(Entries from a dataset of interfaces)

# # # # # # #

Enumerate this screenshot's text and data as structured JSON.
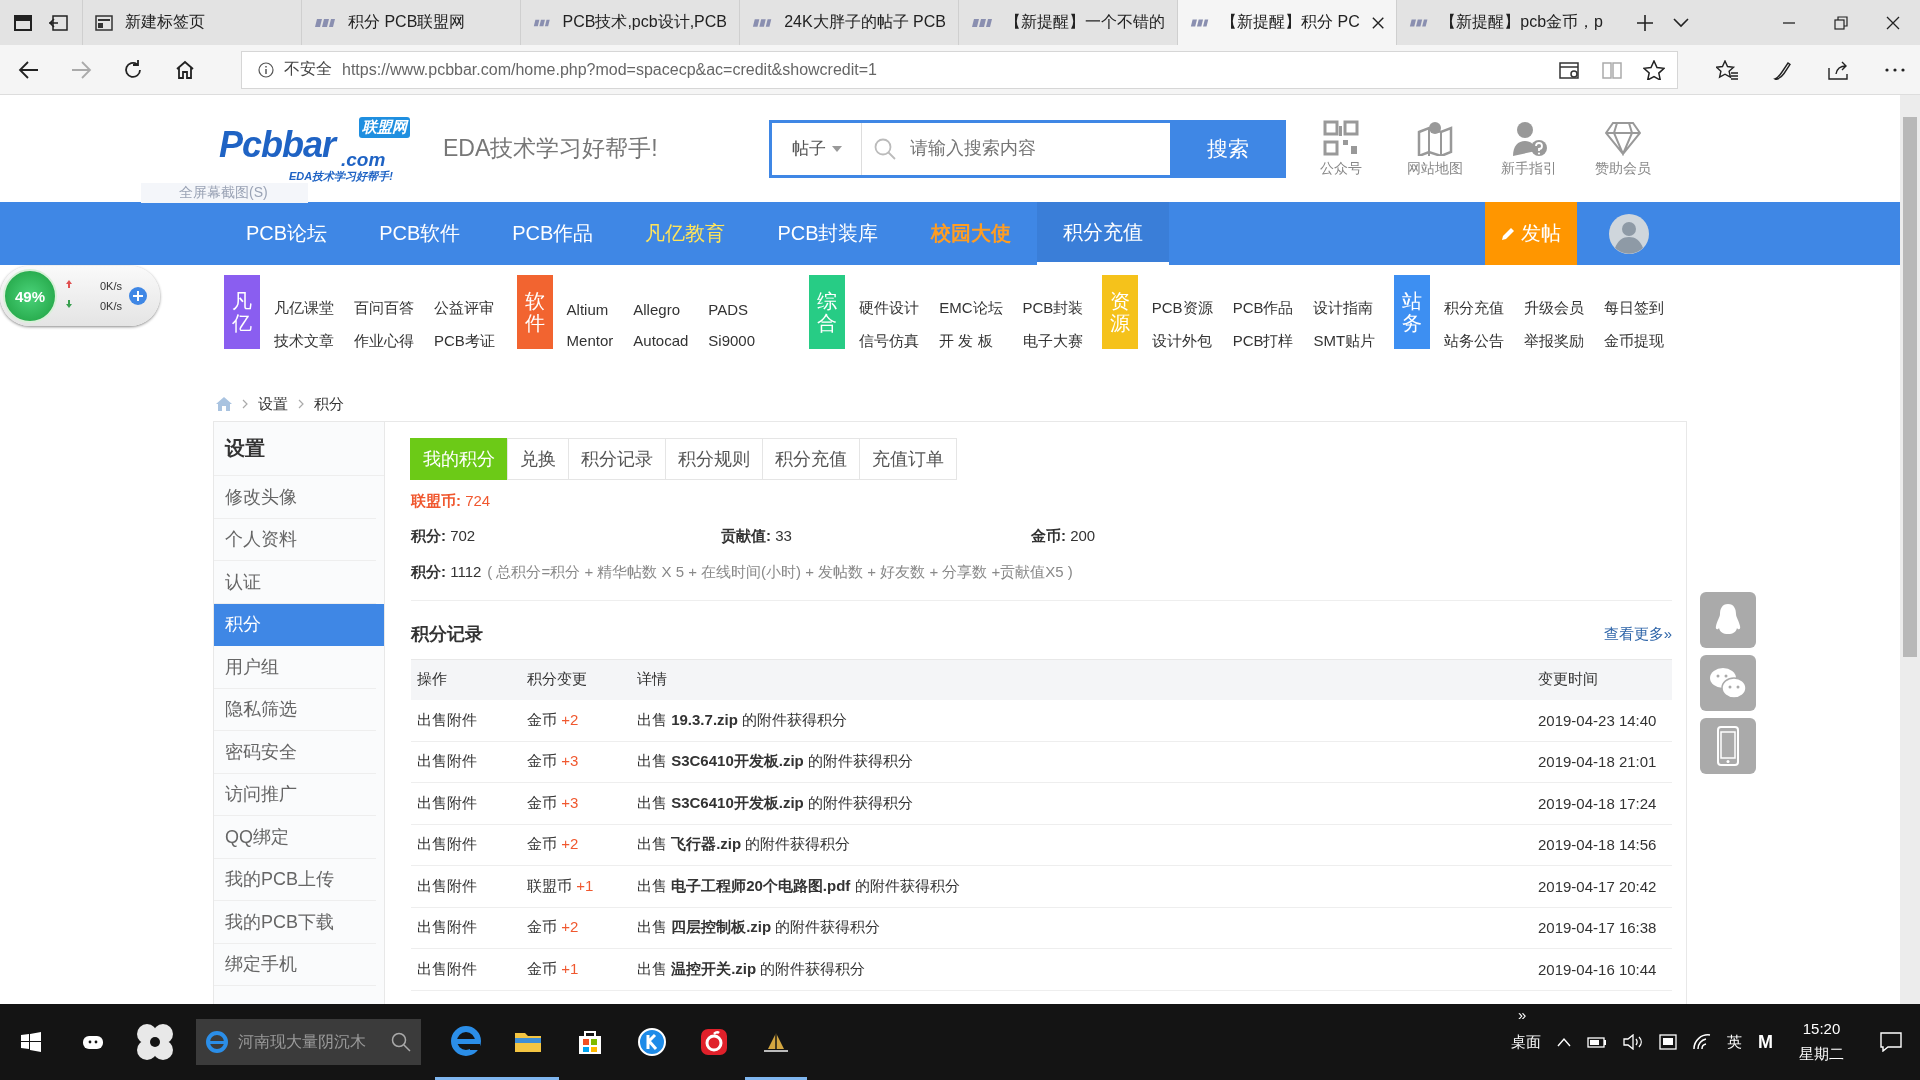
{
  "browser": {
    "tabs": [
      {
        "title": "新建标签页",
        "kind": "newtab",
        "selected": false
      },
      {
        "title": "积分 PCB联盟网",
        "kind": "site",
        "selected": false
      },
      {
        "title": "PCB技术,pcb设计,PCB",
        "kind": "site",
        "selected": false
      },
      {
        "title": "24K大胖子的帖子 PCB",
        "kind": "site",
        "selected": false
      },
      {
        "title": "【新提醒】一个不错的",
        "kind": "site",
        "selected": false
      },
      {
        "title": "【新提醒】积分 PC",
        "kind": "site",
        "selected": true
      },
      {
        "title": "【新提醒】pcb金币，p",
        "kind": "site",
        "selected": false
      }
    ],
    "nav_buttons": [
      {
        "kind": "back",
        "disabled": false
      },
      {
        "kind": "forward",
        "disabled": true
      },
      {
        "kind": "refresh",
        "disabled": false
      },
      {
        "kind": "home",
        "disabled": false
      }
    ],
    "security": "不安全",
    "url": "https://www.pcbbar.com/home.php?mod=spacecp&ac=credit&showcredit=1"
  },
  "header": {
    "logo": {
      "name": "Pcbbar",
      "suffix": ".com",
      "badge": "联盟网",
      "slogan": "EDA技术学习好帮手!"
    },
    "ghost_tooltip": "全屏幕截图(S)",
    "tagline": "EDA技术学习好帮手!",
    "search": {
      "scope": "帖子",
      "placeholder": "请输入搜索内容",
      "button": "搜索"
    },
    "links": [
      {
        "kind": "qrcode",
        "label": "公众号"
      },
      {
        "kind": "map",
        "label": "网站地图"
      },
      {
        "kind": "guide",
        "label": "新手指引"
      },
      {
        "kind": "diamond",
        "label": "赞助会员"
      }
    ]
  },
  "nav": {
    "items": [
      {
        "label": "PCB论坛",
        "kind": "normal",
        "selected": false
      },
      {
        "label": "PCB软件",
        "kind": "normal",
        "selected": false
      },
      {
        "label": "PCB作品",
        "kind": "normal",
        "selected": false
      },
      {
        "label": "凡亿教育",
        "kind": "highlight",
        "selected": false
      },
      {
        "label": "PCB封装库",
        "kind": "normal",
        "selected": false
      },
      {
        "label": "校园大使",
        "kind": "accent",
        "selected": false
      },
      {
        "label": "积分充值",
        "kind": "normal",
        "selected": true
      }
    ],
    "post_button": "发帖"
  },
  "subnav": [
    {
      "label": "凡亿",
      "color": "#8a5ef0",
      "links": [
        "凡亿课堂",
        "百问百答",
        "公益评审",
        "技术文章",
        "作业心得",
        "PCB考证"
      ]
    },
    {
      "label": "软件",
      "color": "#f26430",
      "links": [
        "Altium",
        "Allegro",
        "PADS",
        "Mentor",
        "Autocad",
        "Si9000"
      ]
    },
    {
      "label": "综合",
      "color": "#27cc85",
      "links": [
        "硬件设计",
        "EMC论坛",
        "PCB封装",
        "信号仿真",
        "开 发 板",
        "电子大赛"
      ]
    },
    {
      "label": "资源",
      "color": "#f5c21b",
      "links": [
        "PCB资源",
        "PCB作品",
        "设计指南",
        "设计外包",
        "PCB打样",
        "SMT贴片"
      ]
    },
    {
      "label": "站务",
      "color": "#3d8ff2",
      "links": [
        "积分充值",
        "升级会员",
        "每日签到",
        "站务公告",
        "举报奖励",
        "金币提现"
      ]
    }
  ],
  "speed_widget": {
    "percent": "49%",
    "up": "0K/s",
    "down": "0K/s"
  },
  "breadcrumb": [
    "设置",
    "积分"
  ],
  "sidebar": {
    "title": "设置",
    "items": [
      {
        "label": "修改头像",
        "selected": false
      },
      {
        "label": "个人资料",
        "selected": false
      },
      {
        "label": "认证",
        "selected": false
      },
      {
        "label": "积分",
        "selected": true
      },
      {
        "label": "用户组",
        "selected": false
      },
      {
        "label": "隐私筛选",
        "selected": false
      },
      {
        "label": "密码安全",
        "selected": false
      },
      {
        "label": "访问推广",
        "selected": false
      },
      {
        "label": "QQ绑定",
        "selected": false
      },
      {
        "label": "我的PCB上传",
        "selected": false
      },
      {
        "label": "我的PCB下载",
        "selected": false
      },
      {
        "label": "绑定手机",
        "selected": false
      }
    ]
  },
  "tabs": [
    {
      "label": "我的积分",
      "selected": true
    },
    {
      "label": "兑换",
      "selected": false
    },
    {
      "label": "积分记录",
      "selected": false
    },
    {
      "label": "积分规则",
      "selected": false
    },
    {
      "label": "积分充值",
      "selected": false
    },
    {
      "label": "充值订单",
      "selected": false
    }
  ],
  "balance": "**联盟币:** 724",
  "stats": [
    "**积分:** 702",
    "**贡献值:** 33",
    "**金币:** 200"
  ],
  "total": {
    "value": "**积分:** 1112",
    "formula": "( 总积分=积分 + 精华帖数 X 5 + 在线时间(小时) + 发帖数 + 好友数 + 分享数 +贡献值X5 )"
  },
  "records": {
    "title": "积分记录",
    "more": "查看更多»",
    "columns": [
      "操作",
      "积分变更",
      "详情",
      "变更时间"
    ],
    "rows": [
      {
        "action": "出售附件",
        "currency": "金币",
        "amount": "+2",
        "detail": "出售 **19.3.7.zip** 的附件获得积分",
        "time": "2019-04-23 14:40"
      },
      {
        "action": "出售附件",
        "currency": "金币",
        "amount": "+3",
        "detail": "出售 **S3C6410开发板.zip** 的附件获得积分",
        "time": "2019-04-18 21:01"
      },
      {
        "action": "出售附件",
        "currency": "金币",
        "amount": "+3",
        "detail": "出售 **S3C6410开发板.zip** 的附件获得积分",
        "time": "2019-04-18 17:24"
      },
      {
        "action": "出售附件",
        "currency": "金币",
        "amount": "+2",
        "detail": "出售 **飞行器.zip** 的附件获得积分",
        "time": "2019-04-18 14:56"
      },
      {
        "action": "出售附件",
        "currency": "联盟币",
        "amount": "+1",
        "detail": "出售 **电子工程师20个电路图.pdf** 的附件获得积分",
        "time": "2019-04-17 20:42"
      },
      {
        "action": "出售附件",
        "currency": "金币",
        "amount": "+2",
        "detail": "出售 **四层控制板.zip** 的附件获得积分",
        "time": "2019-04-17 16:38"
      },
      {
        "action": "出售附件",
        "currency": "金币",
        "amount": "+1",
        "detail": "出售 **温控开关.zip** 的附件获得积分",
        "time": "2019-04-16 10:44"
      }
    ]
  },
  "taskbar": {
    "search_placeholder": "河南现大量阴沉木",
    "apps": [
      {
        "kind": "edge",
        "running": true
      },
      {
        "kind": "folder",
        "running": true
      },
      {
        "kind": "store",
        "running": false
      },
      {
        "kind": "k",
        "running": false
      },
      {
        "kind": "music",
        "running": false
      },
      {
        "kind": "tool",
        "running": true
      }
    ],
    "overflow": "»",
    "desktop": "桌面",
    "ime": "英",
    "ime_mode": "M",
    "time": "15:20",
    "day": "星期二"
  }
}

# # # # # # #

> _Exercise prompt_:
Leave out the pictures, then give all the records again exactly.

> _Written answer_:
Enumerate this screenshot's text and data as structured JSON.
{
  "browser": {
    "tabs": [
      {
        "title": "新建标签页",
        "kind": "newtab",
        "selected": false
      },
      {
        "title": "积分 PCB联盟网",
        "kind": "site",
        "selected": false
      },
      {
        "title": "PCB技术,pcb设计,PCB",
        "kind": "site",
        "selected": false
      },
      {
        "title": "24K大胖子的帖子 PCB",
        "kind": "site",
        "selected": false
      },
      {
        "title": "【新提醒】一个不错的",
        "kind": "site",
        "selected": false
      },
      {
        "title": "【新提醒】积分 PC",
        "kind": "site",
        "selected": true
      },
      {
        "title": "【新提醒】pcb金币，p",
        "kind": "site",
        "selected": false
      }
    ],
    "nav_buttons": [
      {
        "kind": "back",
        "disabled": false
      },
      {
        "kind": "forward",
        "disabled": true
      },
      {
        "kind": "refresh",
        "disabled": false
      },
      {
        "kind": "home",
        "disabled": false
      }
    ],
    "security": "不安全",
    "url": "https://www.pcbbar.com/home.php?mod=spacecp&ac=credit&showcredit=1"
  },
  "header": {
    "logo": {
      "name": "Pcbbar",
      "suffix": ".com",
      "badge": "联盟网",
      "slogan": "EDA技术学习好帮手!"
    },
    "ghost_tooltip": "全屏幕截图(S)",
    "tagline": "EDA技术学习好帮手!",
    "search": {
      "scope": "帖子",
      "placeholder": "请输入搜索内容",
      "button": "搜索"
    },
    "links": [
      {
        "kind": "qrcode",
        "label": "公众号"
      },
      {
        "kind": "map",
        "label": "网站地图"
      },
      {
        "kind": "guide",
        "label": "新手指引"
      },
      {
        "kind": "diamond",
        "label": "赞助会员"
      }
    ]
  },
  "nav": {
    "items": [
      {
        "label": "PCB论坛",
        "kind": "normal",
        "selected": false
      },
      {
        "label": "PCB软件",
        "kind": "normal",
        "selected": false
      },
      {
        "label": "PCB作品",
        "kind": "normal",
        "selected": false
      },
      {
        "label": "凡亿教育",
        "kind": "highlight",
        "selected": false
      },
      {
        "label": "PCB封装库",
        "kind": "normal",
        "selected": false
      },
      {
        "label": "校园大使",
        "kind": "accent",
        "selected": false
      },
      {
        "label": "积分充值",
        "kind": "normal",
        "selected": true
      }
    ],
    "post_button": "发帖"
  },
  "subnav": [
    {
      "label": "凡亿",
      "color": "#8a5ef0",
      "links": [
        "凡亿课堂",
        "百问百答",
        "公益评审",
        "技术文章",
        "作业心得",
        "PCB考证"
      ]
    },
    {
      "label": "软件",
      "color": "#f26430",
      "links": [
        "Altium",
        "Allegro",
        "PADS",
        "Mentor",
        "Autocad",
        "Si9000"
      ]
    },
    {
      "label": "综合",
      "color": "#27cc85",
      "links": [
        "硬件设计",
        "EMC论坛",
        "PCB封装",
        "信号仿真",
        "开 发 板",
        "电子大赛"
      ]
    },
    {
      "label": "资源",
      "color": "#f5c21b",
      "links": [
        "PCB资源",
        "PCB作品",
        "设计指南",
        "设计外包",
        "PCB打样",
        "SMT贴片"
      ]
    },
    {
      "label": "站务",
      "color": "#3d8ff2",
      "links": [
        "积分充值",
        "升级会员",
        "每日签到",
        "站务公告",
        "举报奖励",
        "金币提现"
      ]
    }
  ],
  "speed_widget": {
    "percent": "49%",
    "up": "0K/s",
    "down": "0K/s"
  },
  "breadcrumb": [
    "设置",
    "积分"
  ],
  "sidebar": {
    "title": "设置",
    "items": [
      {
        "label": "修改头像",
        "selected": false
      },
      {
        "label": "个人资料",
        "selected": false
      },
      {
        "label": "认证",
        "selected": false
      },
      {
        "label": "积分",
        "selected": true
      },
      {
        "label": "用户组",
        "selected": false
      },
      {
        "label": "隐私筛选",
        "selected": false
      },
      {
        "label": "密码安全",
        "selected": false
      },
      {
        "label": "访问推广",
        "selected": false
      },
      {
        "label": "QQ绑定",
        "selected": false
      },
      {
        "label": "我的PCB上传",
        "selected": false
      },
      {
        "label": "我的PCB下载",
        "selected": false
      },
      {
        "label": "绑定手机",
        "selected": false
      }
    ]
  },
  "tabs": [
    {
      "label": "我的积分",
      "selected": true
    },
    {
      "label": "兑换",
      "selected": false
    },
    {
      "label": "积分记录",
      "selected": false
    },
    {
      "label": "积分规则",
      "selected": false
    },
    {
      "label": "积分充值",
      "selected": false
    },
    {
      "label": "充值订单",
      "selected": false
    }
  ],
  "balance": "**联盟币:** 724",
  "stats": [
    "**积分:** 702",
    "**贡献值:** 33",
    "**金币:** 200"
  ],
  "total": {
    "value": "**积分:** 1112",
    "formula": "( 总积分=积分 + 精华帖数 X 5 + 在线时间(小时) + 发帖数 + 好友数 + 分享数 +贡献值X5 )"
  },
  "records": {
    "title": "积分记录",
    "more": "查看更多»",
    "columns": [
      "操作",
      "积分变更",
      "详情",
      "变更时间"
    ],
    "rows": [
      {
        "action": "出售附件",
        "currency": "金币",
        "amount": "+2",
        "detail": "出售 **19.3.7.zip** 的附件获得积分",
        "time": "2019-04-23 14:40"
      },
      {
        "action": "出售附件",
        "currency": "金币",
        "amount": "+3",
        "detail": "出售 **S3C6410开发板.zip** 的附件获得积分",
        "time": "2019-04-18 21:01"
      },
      {
        "action": "出售附件",
        "currency": "金币",
        "amount": "+3",
        "detail": "出售 **S3C6410开发板.zip** 的附件获得积分",
        "time": "2019-04-18 17:24"
      },
      {
        "action": "出售附件",
        "currency": "金币",
        "amount": "+2",
        "detail": "出售 **飞行器.zip** 的附件获得积分",
        "time": "2019-04-18 14:56"
      },
      {
        "action": "出售附件",
        "currency": "联盟币",
        "amount": "+1",
        "detail": "出售 **电子工程师20个电路图.pdf** 的附件获得积分",
        "time": "2019-04-17 20:42"
      },
      {
        "action": "出售附件",
        "currency": "金币",
        "amount": "+2",
        "detail": "出售 **四层控制板.zip** 的附件获得积分",
        "time": "2019-04-17 16:38"
      },
      {
        "action": "出售附件",
        "currency": "金币",
        "amount": "+1",
        "detail": "出售 **温控开关.zip** 的附件获得积分",
        "time": "2019-04-16 10:44"
      }
    ]
  },
  "taskbar": {
    "search_placeholder": "河南现大量阴沉木",
    "apps": [
      {
        "kind": "edge",
        "running": true
      },
      {
        "kind": "folder",
        "running": true
      },
      {
        "kind": "store",
        "running": false
      },
      {
        "kind": "k",
        "running": false
      },
      {
        "kind": "music",
        "running": false
      },
      {
        "kind": "tool",
        "running": true
      }
    ],
    "overflow": "»",
    "desktop": "桌面",
    "ime": "英",
    "ime_mode": "M",
    "time": "15:20",
    "day": "星期二"
  }
}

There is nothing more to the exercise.